→ ACTION ITEM
Find every line in the entries that holds the string "websocket" and report it.

········

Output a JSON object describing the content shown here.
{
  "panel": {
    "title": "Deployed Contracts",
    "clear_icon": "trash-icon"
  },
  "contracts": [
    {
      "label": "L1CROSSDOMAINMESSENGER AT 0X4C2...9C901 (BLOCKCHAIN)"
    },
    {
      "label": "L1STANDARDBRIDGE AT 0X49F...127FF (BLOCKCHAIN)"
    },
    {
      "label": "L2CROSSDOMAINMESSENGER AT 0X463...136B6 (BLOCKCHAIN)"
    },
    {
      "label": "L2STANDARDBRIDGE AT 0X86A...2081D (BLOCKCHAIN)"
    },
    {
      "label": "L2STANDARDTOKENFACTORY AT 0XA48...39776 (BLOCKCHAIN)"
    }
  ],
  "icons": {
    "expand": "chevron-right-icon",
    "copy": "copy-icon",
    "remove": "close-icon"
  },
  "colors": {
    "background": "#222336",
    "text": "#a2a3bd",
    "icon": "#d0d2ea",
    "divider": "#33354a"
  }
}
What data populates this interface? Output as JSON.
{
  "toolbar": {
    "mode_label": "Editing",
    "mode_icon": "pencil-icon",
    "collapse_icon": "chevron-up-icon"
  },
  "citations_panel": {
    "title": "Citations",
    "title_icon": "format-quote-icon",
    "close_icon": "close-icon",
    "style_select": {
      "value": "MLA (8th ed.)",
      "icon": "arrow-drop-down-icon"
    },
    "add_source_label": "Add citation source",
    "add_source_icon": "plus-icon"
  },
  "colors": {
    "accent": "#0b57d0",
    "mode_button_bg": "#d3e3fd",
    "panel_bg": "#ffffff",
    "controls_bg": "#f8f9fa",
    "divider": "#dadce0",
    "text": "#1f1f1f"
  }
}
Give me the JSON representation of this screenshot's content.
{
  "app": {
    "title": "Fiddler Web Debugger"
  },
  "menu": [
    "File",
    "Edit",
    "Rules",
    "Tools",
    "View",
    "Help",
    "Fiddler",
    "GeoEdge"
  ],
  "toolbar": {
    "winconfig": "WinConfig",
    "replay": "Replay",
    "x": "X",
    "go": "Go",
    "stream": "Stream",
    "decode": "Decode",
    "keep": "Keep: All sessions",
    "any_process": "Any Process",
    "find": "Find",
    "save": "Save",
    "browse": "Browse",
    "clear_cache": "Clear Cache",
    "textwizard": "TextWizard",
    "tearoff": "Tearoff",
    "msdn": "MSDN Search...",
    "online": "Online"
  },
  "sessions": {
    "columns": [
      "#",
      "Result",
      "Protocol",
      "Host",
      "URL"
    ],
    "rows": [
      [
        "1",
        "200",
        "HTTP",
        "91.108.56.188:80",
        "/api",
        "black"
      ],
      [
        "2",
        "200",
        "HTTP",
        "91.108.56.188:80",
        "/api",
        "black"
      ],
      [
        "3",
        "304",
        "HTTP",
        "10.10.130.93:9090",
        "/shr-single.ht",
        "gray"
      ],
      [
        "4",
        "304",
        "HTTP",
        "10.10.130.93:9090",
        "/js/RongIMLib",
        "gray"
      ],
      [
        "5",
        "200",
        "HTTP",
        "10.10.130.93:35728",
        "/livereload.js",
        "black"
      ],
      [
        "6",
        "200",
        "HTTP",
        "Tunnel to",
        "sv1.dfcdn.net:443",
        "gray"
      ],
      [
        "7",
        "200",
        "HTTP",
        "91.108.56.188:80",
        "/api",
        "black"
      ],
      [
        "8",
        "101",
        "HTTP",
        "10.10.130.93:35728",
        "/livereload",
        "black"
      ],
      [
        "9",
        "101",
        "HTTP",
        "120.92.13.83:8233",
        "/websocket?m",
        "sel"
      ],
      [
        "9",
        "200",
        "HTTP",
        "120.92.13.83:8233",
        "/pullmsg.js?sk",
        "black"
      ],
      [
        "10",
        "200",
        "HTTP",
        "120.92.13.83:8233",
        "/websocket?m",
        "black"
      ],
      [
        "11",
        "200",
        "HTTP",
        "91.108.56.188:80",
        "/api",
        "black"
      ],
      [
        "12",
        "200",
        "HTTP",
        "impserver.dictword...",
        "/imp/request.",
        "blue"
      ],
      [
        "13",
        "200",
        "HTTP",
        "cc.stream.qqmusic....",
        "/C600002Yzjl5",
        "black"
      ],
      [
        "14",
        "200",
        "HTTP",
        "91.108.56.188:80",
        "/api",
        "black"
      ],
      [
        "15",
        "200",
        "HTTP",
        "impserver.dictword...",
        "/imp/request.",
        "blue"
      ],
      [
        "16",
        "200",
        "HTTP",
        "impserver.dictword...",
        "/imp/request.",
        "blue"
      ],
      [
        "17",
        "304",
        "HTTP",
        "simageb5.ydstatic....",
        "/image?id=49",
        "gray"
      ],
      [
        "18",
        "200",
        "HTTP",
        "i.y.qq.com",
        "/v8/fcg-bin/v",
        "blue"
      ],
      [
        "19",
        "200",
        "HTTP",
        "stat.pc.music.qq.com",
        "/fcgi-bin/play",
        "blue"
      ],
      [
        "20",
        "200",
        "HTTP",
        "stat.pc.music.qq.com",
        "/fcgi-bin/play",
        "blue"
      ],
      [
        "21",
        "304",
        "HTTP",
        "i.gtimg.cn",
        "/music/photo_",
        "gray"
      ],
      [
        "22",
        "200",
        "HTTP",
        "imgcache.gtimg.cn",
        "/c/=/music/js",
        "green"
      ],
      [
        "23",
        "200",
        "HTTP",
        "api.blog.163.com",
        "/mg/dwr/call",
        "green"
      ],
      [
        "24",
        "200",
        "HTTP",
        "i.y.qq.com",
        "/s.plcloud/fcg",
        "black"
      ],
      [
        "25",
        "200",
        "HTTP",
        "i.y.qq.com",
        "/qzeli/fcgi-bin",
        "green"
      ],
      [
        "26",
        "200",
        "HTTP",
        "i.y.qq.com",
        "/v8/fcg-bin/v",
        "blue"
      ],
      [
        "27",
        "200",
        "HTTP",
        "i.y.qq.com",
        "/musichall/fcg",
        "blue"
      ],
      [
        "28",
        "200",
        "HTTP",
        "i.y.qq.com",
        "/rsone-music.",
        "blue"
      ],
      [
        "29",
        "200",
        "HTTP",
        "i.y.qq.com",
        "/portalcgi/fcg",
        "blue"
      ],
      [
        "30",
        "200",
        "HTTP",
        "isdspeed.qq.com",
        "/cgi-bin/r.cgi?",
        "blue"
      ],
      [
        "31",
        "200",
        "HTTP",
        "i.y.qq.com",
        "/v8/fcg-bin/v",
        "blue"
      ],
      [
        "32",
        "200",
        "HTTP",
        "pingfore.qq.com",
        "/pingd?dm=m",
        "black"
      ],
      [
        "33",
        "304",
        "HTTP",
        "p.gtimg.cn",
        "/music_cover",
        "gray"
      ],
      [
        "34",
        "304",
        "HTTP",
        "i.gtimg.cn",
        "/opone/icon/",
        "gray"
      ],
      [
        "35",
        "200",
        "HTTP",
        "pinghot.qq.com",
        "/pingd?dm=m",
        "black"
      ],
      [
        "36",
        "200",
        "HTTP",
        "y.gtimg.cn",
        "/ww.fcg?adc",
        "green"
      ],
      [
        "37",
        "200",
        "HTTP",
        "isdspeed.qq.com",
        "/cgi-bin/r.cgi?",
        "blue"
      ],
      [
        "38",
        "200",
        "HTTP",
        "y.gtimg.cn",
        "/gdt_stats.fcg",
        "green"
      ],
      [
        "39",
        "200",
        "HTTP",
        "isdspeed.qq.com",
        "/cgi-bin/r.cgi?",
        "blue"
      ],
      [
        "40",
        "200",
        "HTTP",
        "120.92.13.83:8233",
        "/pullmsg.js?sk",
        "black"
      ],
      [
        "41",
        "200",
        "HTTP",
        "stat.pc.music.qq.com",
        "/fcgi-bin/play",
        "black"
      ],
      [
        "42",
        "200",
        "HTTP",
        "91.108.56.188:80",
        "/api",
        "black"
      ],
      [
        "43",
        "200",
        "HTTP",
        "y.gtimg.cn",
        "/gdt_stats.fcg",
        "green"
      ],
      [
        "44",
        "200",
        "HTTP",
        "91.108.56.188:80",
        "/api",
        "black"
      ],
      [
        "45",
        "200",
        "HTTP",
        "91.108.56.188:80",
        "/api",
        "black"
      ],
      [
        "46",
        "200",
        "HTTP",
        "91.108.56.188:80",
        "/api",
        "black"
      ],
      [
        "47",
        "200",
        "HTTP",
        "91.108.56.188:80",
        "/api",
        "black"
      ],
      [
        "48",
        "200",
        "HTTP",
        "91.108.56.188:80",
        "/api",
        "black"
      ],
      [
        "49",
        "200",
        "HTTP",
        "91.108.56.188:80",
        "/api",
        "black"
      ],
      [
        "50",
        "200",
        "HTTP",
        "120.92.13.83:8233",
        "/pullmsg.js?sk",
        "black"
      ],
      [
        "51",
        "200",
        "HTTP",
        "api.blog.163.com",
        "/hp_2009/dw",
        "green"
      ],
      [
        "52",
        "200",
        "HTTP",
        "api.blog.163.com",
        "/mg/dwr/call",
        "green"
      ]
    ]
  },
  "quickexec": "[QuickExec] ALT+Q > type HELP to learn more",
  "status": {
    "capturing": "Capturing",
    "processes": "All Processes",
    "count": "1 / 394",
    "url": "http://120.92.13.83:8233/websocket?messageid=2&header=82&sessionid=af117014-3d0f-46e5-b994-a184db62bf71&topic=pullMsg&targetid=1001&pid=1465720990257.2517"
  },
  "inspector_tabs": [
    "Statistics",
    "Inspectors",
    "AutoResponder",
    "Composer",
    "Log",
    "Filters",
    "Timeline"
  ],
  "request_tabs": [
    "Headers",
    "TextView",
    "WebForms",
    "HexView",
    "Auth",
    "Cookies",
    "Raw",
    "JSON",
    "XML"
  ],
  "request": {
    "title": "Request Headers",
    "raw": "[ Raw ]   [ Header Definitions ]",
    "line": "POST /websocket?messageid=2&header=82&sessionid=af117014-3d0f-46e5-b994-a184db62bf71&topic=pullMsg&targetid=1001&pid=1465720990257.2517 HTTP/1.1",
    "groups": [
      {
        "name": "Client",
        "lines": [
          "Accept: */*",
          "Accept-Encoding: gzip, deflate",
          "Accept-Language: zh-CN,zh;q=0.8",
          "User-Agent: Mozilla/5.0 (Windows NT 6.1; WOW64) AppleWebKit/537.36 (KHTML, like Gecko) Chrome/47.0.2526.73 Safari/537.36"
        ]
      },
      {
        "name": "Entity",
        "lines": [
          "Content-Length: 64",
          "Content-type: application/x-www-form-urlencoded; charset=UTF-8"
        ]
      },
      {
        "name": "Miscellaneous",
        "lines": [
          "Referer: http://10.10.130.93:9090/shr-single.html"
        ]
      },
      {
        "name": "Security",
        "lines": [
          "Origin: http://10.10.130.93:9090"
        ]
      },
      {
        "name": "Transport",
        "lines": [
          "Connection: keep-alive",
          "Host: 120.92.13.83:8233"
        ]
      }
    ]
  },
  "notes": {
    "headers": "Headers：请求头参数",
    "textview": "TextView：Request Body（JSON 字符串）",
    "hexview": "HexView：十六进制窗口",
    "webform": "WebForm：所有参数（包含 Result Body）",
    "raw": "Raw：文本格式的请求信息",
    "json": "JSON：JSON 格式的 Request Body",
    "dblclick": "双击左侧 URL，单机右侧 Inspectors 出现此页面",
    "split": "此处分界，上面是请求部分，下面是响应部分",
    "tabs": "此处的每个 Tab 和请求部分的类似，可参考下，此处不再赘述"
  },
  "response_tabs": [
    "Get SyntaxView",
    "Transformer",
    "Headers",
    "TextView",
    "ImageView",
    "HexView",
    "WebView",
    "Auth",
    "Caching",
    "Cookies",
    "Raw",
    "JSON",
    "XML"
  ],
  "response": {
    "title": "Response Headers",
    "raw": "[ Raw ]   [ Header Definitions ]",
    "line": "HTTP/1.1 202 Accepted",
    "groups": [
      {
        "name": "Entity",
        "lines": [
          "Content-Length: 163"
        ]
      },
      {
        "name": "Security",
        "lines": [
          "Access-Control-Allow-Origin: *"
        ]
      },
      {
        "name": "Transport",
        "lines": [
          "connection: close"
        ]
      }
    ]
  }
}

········

→ THE COMPLETED TASK
        "/websocket?m",
        "/websocket?m",
    "url": "http://120.92.13.83:8233/websocket?messageid=2&header=82&sessionid=af117014-3d0f-46e5-b994-a184db62bf71&topic=pullMsg&targetid=1001&pid=1465720990257.2517"
    "line": "POST /websocket?messageid=2&header=82&sessionid=af117014-3d0f-46e5-b994-a184db62bf71&topic=pullMsg&targetid=1001&pid=1465720990257.2517 HTTP/1.1",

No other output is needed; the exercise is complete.